Study Suggests Having More Children Could Protect Against Aging!
A recent study has found that in some circumstances, increased reproduction may protect the cells of the mother from aging. The findings were published in PLOS ONE and we summarize the results for you below.
Biological aging, which is known as senescence, refers to the steady deterioration of living tissue which is caused by the natural degradation of genetic material. According to this new study, the effect of reproduction may positively affect the process of aging by limiting the degradation of human DNA. The authors explain how telomeres were found to be longer in the participants who had had more children. Telomeres are defined as DNA particles situated at the ends of chromosomes. They act as a protective layer for the genetic information contained on the chromosome. They prevent the chromosomes from engaging in reactions with other material and becoming warped.
These telomeres slightly shorted whenever a cell divides until they are no longer able to function. As this occurs, the cells that contain these chromosomes are not able to further divide and thus cause the tissue to die. This is to say that the length of the telomere is an important marker of senescence.

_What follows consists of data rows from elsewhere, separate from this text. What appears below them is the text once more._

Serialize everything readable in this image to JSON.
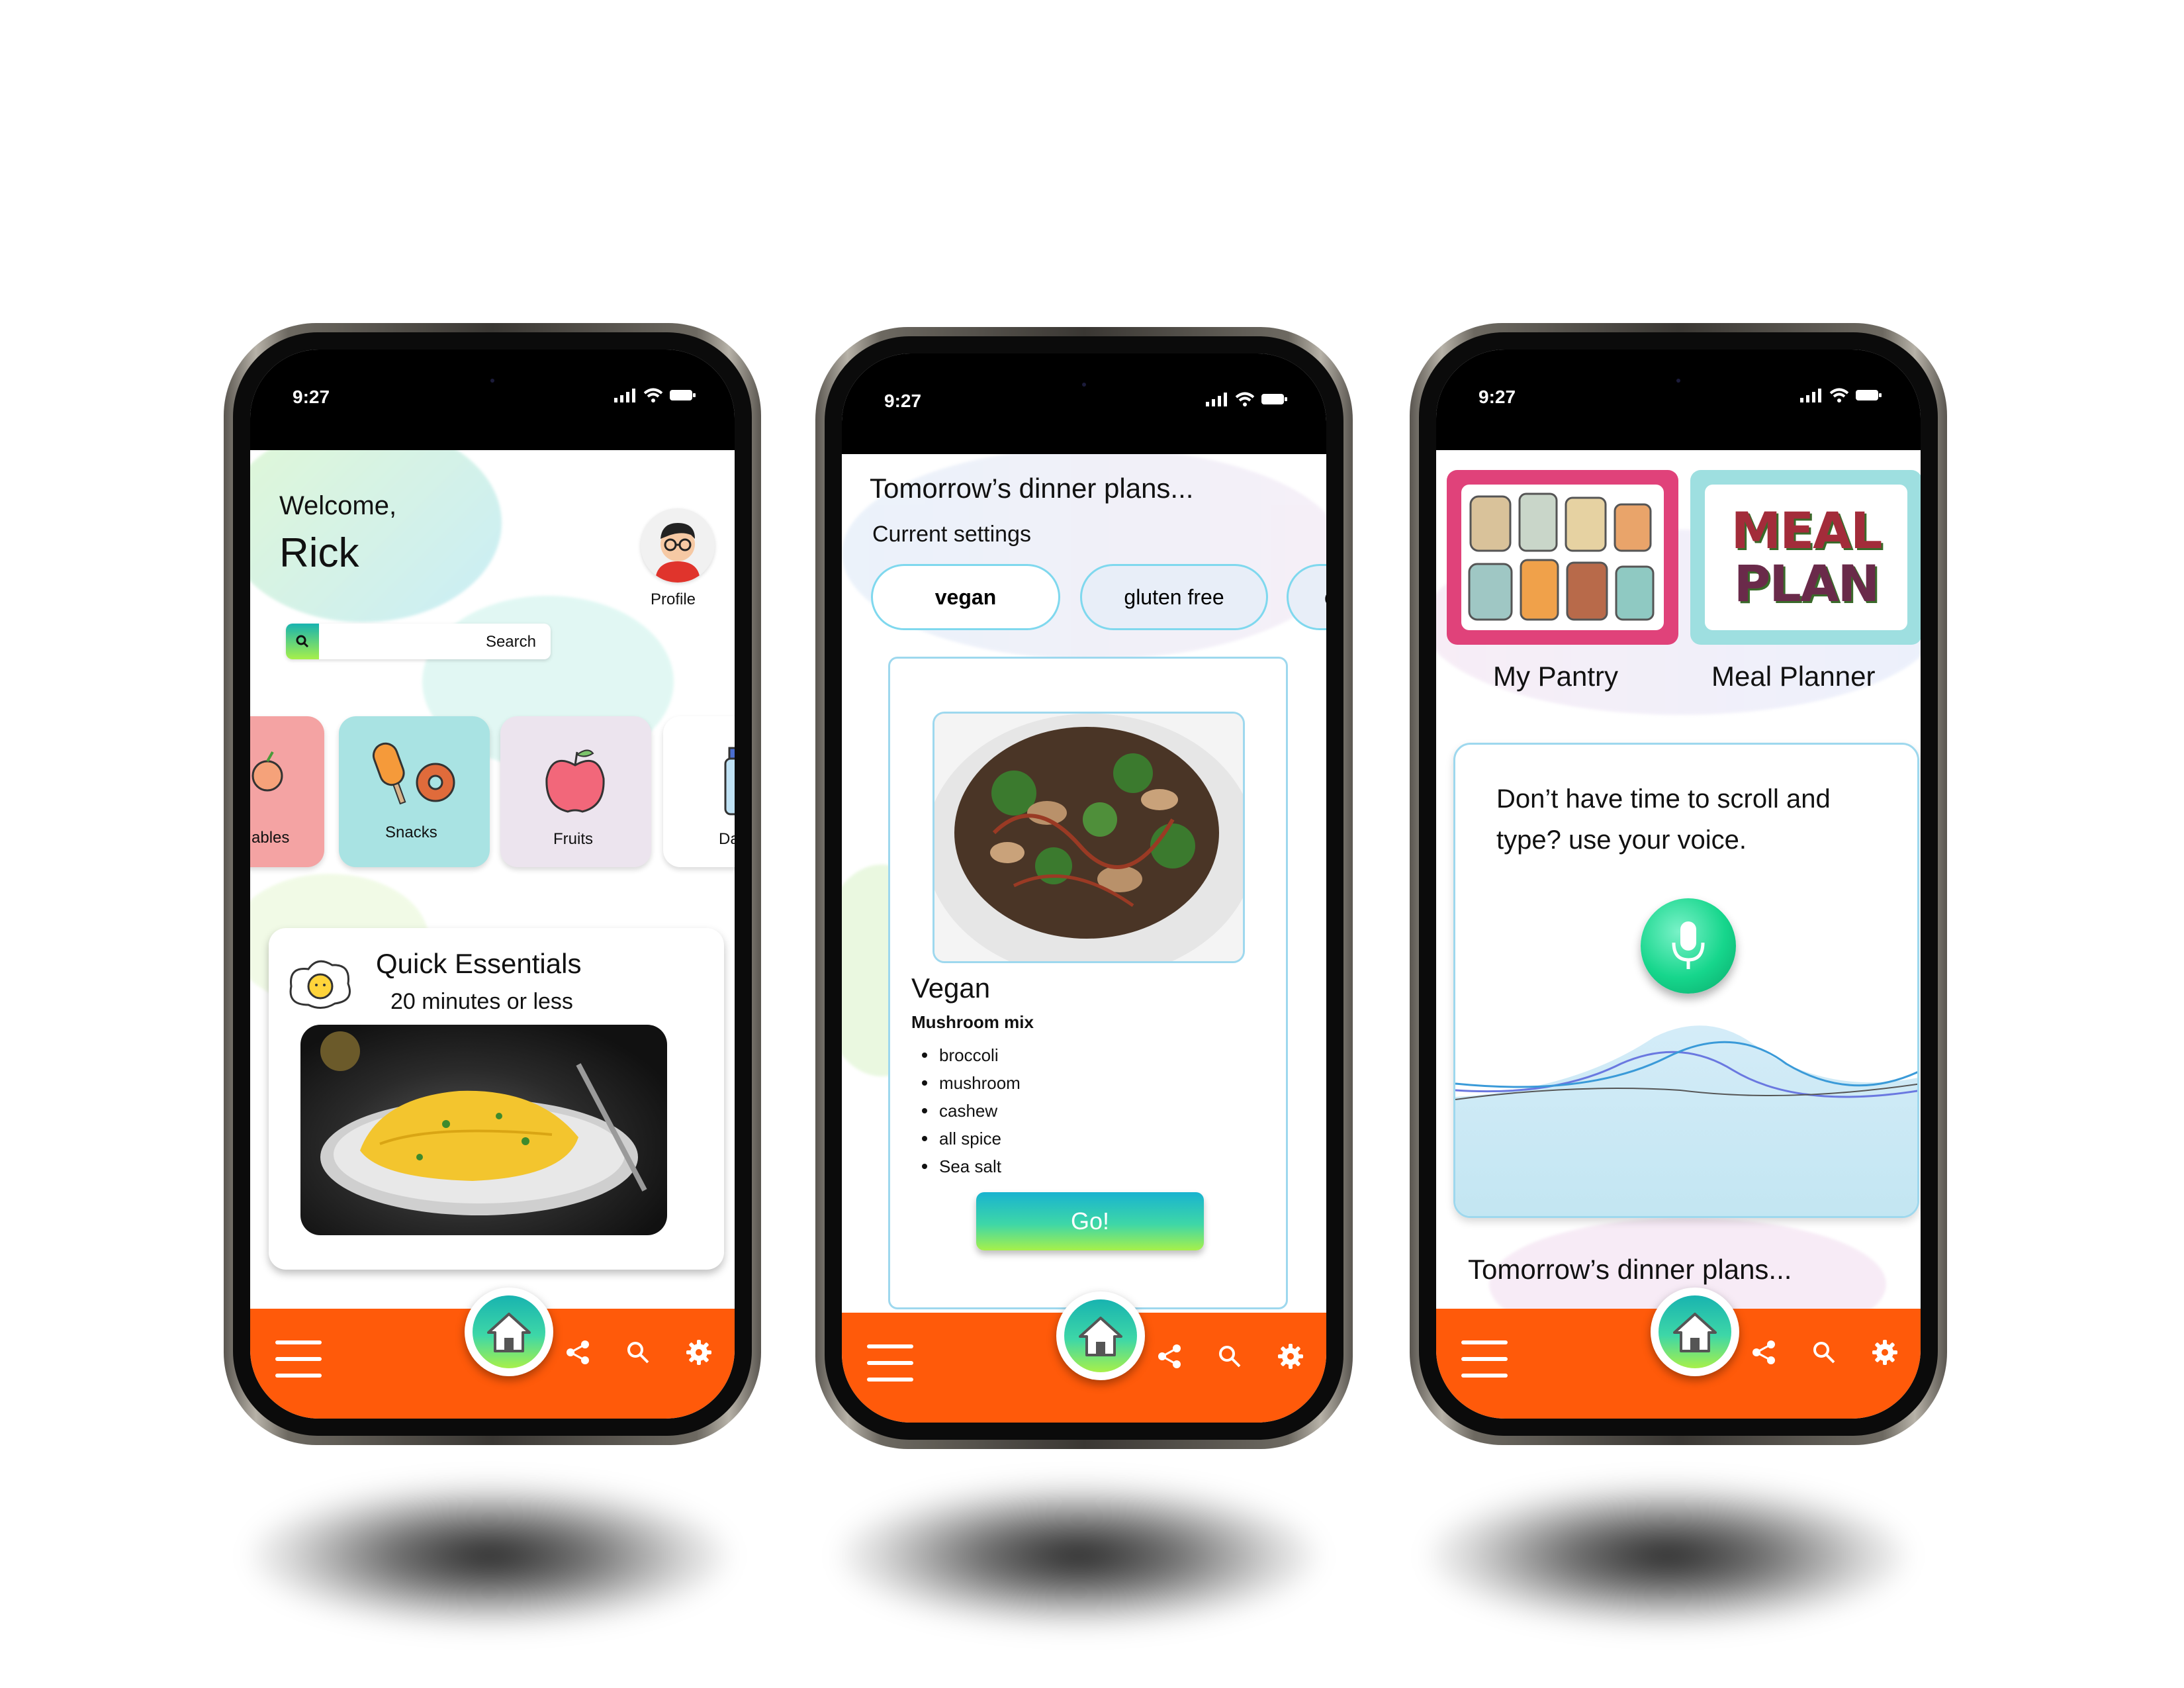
{
  "colors": {
    "navbar": "#ff5a0a",
    "accent_teal": "#18b3b0",
    "accent_green": "#a7f04a",
    "chip_border": "#7fd8ee"
  },
  "phone1": {
    "status_time": "9:27",
    "welcome": "Welcome,",
    "user_name": "Rick",
    "profile_label": "Profile",
    "search_placeholder": "Search",
    "categories": [
      {
        "label": "ables",
        "icon": "vegetable-icon"
      },
      {
        "label": "Snacks",
        "icon": "snacks-icon"
      },
      {
        "label": "Fruits",
        "icon": "apple-icon"
      },
      {
        "label": "Da",
        "icon": "milk-bottle-icon"
      }
    ],
    "quick_title": "Quick Essentials",
    "quick_subtitle": "20 minutes or less"
  },
  "phone2": {
    "status_time": "9:27",
    "heading": "Tomorrow’s dinner plans...",
    "settings_label": "Current settings",
    "chips": [
      "vegan",
      "gluten free",
      "c"
    ],
    "recipe_category": "Vegan",
    "recipe_name": "Mushroom mix",
    "ingredients": [
      "broccoli",
      "mushroom",
      "cashew",
      "all spice",
      "Sea salt"
    ],
    "go_label": "Go!"
  },
  "phone3": {
    "status_time": "9:27",
    "tile_pantry": "My Pantry",
    "tile_planner": "Meal Planner",
    "meal_plan_art": [
      "MEAL",
      "PLAN"
    ],
    "voice_prompt_line1": "Don’t have time to scroll and",
    "voice_prompt_line2": "type? use your voice.",
    "footer_heading": "Tomorrow’s dinner plans..."
  }
}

In order to conduct the study, the researchers collected data from 95 Guatemalan women. All of them were from rural Kaqchikel Mayan communities. The data were first collected in 2000 as a part of the Society, Environment and Reproduction study, and it contained information about the length of the women’s telomeres. After 13 years, the researches collected genetic samples from the same group of women, before cross referencing changes in telomere length with the number of children each woman gave birth to. Unpredictably, they found out that those women who had the most children had longer telomeres.

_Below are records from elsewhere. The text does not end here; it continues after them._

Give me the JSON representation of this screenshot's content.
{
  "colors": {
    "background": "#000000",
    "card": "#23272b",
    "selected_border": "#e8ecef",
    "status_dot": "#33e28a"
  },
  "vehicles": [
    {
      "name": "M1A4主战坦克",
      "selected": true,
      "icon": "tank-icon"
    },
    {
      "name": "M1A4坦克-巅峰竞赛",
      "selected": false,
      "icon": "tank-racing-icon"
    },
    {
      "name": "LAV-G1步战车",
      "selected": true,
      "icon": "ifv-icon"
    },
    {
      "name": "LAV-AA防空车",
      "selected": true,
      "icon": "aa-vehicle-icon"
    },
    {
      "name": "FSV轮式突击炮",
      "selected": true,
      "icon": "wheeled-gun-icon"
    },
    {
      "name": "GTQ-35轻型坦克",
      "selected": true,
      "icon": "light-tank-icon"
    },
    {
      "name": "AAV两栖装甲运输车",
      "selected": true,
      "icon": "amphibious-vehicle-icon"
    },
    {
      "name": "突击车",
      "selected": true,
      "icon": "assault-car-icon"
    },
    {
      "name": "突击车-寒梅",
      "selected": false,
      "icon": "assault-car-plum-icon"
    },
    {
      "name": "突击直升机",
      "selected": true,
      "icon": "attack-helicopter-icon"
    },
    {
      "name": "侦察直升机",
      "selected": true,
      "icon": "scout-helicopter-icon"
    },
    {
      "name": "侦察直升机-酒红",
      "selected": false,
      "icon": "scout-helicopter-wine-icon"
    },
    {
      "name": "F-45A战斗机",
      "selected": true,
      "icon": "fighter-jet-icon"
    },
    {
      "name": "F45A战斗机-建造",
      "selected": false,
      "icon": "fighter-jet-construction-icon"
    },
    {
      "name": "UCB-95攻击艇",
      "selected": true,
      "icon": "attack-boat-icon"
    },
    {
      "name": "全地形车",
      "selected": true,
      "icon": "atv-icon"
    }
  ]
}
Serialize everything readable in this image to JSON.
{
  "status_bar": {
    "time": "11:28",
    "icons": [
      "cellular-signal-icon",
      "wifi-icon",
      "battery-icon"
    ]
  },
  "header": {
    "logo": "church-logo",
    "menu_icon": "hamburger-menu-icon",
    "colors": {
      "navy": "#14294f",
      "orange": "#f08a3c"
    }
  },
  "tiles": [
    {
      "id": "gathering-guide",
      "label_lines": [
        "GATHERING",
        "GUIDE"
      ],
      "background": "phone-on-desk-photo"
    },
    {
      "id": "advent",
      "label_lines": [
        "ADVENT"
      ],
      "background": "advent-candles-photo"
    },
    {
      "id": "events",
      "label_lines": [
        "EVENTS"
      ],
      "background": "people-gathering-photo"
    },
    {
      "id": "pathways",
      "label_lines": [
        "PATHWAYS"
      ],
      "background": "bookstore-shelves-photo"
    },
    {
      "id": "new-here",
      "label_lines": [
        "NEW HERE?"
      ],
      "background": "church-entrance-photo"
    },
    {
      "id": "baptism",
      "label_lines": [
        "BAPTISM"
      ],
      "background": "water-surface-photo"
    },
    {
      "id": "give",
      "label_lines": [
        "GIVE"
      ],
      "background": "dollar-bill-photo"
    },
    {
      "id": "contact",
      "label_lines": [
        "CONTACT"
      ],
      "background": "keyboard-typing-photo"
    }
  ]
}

This finding contradicts some pre-existing theories which claim that reproduction speeds up aging, since childbirth and child-rearing involve significant amounts of energy which leaves less availability for tissue maintenance. In order to explain this contradictory findings, the authors stated that the limited damage to telomeres caused by childbirth may be due to the steroid estradiol, which has an antioxidant effect, protection telomeres from the so called oxidative stress. This is possibly caused by highly sensitive molecules, known as oxygen species, even though dramatic increases in estradiol helps mitigate the negative effect of these molecules.
In addition, the researchers suggest that the social structure of their target communities may play an important role in the outcome of the study. Within Kaqchikel Mayan villages, women who have more children tend to accumulate greater social status and therefore obtain more communal assistance and welfare. Therefore, they are required to spend less energy, meaning that more energy would remain available for tissue maintenance. As a consequence, the researchers are keen to stress that the findings may not apply to all women worldwide, and are therefore calling for similar studies to be conducted in different ethnic groups, in order to confirm the accuracy of the findings.